[Material to process Boundary: Start]

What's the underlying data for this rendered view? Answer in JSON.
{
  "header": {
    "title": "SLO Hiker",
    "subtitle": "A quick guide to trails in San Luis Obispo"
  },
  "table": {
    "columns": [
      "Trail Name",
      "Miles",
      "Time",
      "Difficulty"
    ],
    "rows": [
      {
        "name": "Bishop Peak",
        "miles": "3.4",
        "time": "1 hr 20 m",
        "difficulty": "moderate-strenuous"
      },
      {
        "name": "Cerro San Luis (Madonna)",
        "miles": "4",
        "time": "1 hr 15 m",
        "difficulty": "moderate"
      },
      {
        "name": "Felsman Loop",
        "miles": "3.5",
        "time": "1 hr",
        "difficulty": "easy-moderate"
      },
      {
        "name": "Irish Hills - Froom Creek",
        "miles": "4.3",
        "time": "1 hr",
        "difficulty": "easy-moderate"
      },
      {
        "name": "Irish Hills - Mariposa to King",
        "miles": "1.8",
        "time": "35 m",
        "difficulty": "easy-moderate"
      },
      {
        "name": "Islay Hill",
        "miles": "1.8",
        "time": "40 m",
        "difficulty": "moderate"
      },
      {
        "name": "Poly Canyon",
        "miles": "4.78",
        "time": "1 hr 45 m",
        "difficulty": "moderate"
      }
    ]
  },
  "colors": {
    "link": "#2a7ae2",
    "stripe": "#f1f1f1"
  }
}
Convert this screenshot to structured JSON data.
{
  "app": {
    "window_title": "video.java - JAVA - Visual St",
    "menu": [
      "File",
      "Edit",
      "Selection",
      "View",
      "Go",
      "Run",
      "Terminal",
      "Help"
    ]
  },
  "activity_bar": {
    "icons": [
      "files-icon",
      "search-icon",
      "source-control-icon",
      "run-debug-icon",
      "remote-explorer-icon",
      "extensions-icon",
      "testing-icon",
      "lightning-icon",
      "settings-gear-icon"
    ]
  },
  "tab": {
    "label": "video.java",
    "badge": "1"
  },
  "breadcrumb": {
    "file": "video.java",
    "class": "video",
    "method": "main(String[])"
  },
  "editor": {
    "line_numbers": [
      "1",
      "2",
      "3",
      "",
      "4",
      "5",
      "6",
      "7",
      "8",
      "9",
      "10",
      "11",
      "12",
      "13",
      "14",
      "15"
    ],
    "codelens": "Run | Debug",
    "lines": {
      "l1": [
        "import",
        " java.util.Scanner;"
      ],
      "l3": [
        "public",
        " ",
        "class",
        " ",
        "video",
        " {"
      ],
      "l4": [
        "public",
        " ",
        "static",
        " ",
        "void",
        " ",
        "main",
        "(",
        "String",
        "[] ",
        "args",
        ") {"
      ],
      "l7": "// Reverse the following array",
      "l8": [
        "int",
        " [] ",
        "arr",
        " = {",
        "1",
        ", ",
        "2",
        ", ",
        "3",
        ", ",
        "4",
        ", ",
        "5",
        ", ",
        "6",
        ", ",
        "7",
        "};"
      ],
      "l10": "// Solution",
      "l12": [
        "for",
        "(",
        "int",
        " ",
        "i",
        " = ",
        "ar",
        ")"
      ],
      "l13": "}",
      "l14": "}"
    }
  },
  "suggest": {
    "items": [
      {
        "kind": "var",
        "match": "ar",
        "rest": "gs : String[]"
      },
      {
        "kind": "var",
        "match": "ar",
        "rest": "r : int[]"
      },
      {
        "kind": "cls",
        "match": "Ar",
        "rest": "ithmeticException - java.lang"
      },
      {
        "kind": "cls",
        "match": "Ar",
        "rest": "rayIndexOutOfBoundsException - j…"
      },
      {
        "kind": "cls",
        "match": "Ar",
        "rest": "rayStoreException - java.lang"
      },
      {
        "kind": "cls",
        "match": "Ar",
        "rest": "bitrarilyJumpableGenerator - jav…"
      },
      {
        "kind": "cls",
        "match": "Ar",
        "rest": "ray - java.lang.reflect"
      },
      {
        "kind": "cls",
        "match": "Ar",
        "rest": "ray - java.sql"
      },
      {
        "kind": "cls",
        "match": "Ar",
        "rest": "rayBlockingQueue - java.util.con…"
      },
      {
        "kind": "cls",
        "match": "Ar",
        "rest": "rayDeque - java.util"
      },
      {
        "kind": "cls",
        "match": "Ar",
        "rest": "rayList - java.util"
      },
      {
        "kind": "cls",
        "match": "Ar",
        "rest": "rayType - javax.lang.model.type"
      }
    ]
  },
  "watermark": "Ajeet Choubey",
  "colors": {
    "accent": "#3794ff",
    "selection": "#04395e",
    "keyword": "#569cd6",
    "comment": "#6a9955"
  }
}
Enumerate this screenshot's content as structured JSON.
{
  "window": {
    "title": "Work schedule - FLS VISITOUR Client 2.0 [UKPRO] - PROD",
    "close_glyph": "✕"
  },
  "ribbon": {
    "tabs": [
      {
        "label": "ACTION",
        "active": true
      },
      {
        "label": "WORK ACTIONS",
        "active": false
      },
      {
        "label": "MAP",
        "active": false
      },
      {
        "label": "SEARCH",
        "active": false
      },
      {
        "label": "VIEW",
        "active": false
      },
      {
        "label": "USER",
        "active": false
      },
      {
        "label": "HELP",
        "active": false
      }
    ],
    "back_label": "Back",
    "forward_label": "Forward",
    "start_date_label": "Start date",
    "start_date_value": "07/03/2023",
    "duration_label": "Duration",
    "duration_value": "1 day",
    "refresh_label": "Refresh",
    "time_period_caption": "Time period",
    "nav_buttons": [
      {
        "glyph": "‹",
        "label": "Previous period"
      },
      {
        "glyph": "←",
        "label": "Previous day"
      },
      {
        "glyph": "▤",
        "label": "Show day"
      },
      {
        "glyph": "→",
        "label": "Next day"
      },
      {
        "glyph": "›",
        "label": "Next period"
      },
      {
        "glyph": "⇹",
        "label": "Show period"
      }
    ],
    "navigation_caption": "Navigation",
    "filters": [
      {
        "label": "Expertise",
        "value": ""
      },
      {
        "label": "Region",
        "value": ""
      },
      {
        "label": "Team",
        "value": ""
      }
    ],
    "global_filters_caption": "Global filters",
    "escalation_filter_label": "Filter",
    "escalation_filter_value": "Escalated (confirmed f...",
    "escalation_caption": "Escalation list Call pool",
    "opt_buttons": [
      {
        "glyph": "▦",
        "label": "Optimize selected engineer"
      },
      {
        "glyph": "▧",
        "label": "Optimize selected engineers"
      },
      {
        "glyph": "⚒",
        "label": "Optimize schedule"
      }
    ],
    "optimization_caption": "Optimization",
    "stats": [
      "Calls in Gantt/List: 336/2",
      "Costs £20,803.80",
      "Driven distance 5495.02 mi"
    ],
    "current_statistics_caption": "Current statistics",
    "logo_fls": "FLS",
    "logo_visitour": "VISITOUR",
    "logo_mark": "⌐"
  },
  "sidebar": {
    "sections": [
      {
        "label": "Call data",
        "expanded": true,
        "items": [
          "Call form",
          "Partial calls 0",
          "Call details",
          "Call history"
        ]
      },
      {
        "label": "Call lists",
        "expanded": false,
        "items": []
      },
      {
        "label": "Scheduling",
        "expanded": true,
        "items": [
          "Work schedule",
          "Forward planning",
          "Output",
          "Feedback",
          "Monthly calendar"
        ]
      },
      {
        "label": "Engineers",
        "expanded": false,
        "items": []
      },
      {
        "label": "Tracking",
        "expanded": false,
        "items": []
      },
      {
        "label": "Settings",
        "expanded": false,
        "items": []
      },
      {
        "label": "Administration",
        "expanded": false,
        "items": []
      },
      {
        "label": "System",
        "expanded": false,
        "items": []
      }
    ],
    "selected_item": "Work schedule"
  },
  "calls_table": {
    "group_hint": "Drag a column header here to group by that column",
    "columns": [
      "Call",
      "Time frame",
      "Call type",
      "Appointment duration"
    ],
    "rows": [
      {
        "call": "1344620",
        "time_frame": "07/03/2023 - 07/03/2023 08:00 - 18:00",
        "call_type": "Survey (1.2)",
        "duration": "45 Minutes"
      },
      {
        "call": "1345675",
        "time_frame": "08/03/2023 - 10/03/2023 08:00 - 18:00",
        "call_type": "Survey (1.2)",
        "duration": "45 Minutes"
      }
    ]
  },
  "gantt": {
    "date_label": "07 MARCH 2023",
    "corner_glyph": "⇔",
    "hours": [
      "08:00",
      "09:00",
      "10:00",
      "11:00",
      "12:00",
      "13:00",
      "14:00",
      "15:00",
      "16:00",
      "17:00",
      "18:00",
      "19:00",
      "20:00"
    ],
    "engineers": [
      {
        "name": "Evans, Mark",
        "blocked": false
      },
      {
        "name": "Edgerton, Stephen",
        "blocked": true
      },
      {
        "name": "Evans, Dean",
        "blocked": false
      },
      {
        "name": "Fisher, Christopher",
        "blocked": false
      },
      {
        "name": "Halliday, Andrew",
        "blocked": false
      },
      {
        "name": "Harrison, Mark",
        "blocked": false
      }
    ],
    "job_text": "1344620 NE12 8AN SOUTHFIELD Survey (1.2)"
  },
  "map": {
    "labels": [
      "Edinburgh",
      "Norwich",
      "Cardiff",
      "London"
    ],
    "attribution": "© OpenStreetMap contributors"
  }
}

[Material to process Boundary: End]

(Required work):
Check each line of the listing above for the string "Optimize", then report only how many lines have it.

(Output for this task):
3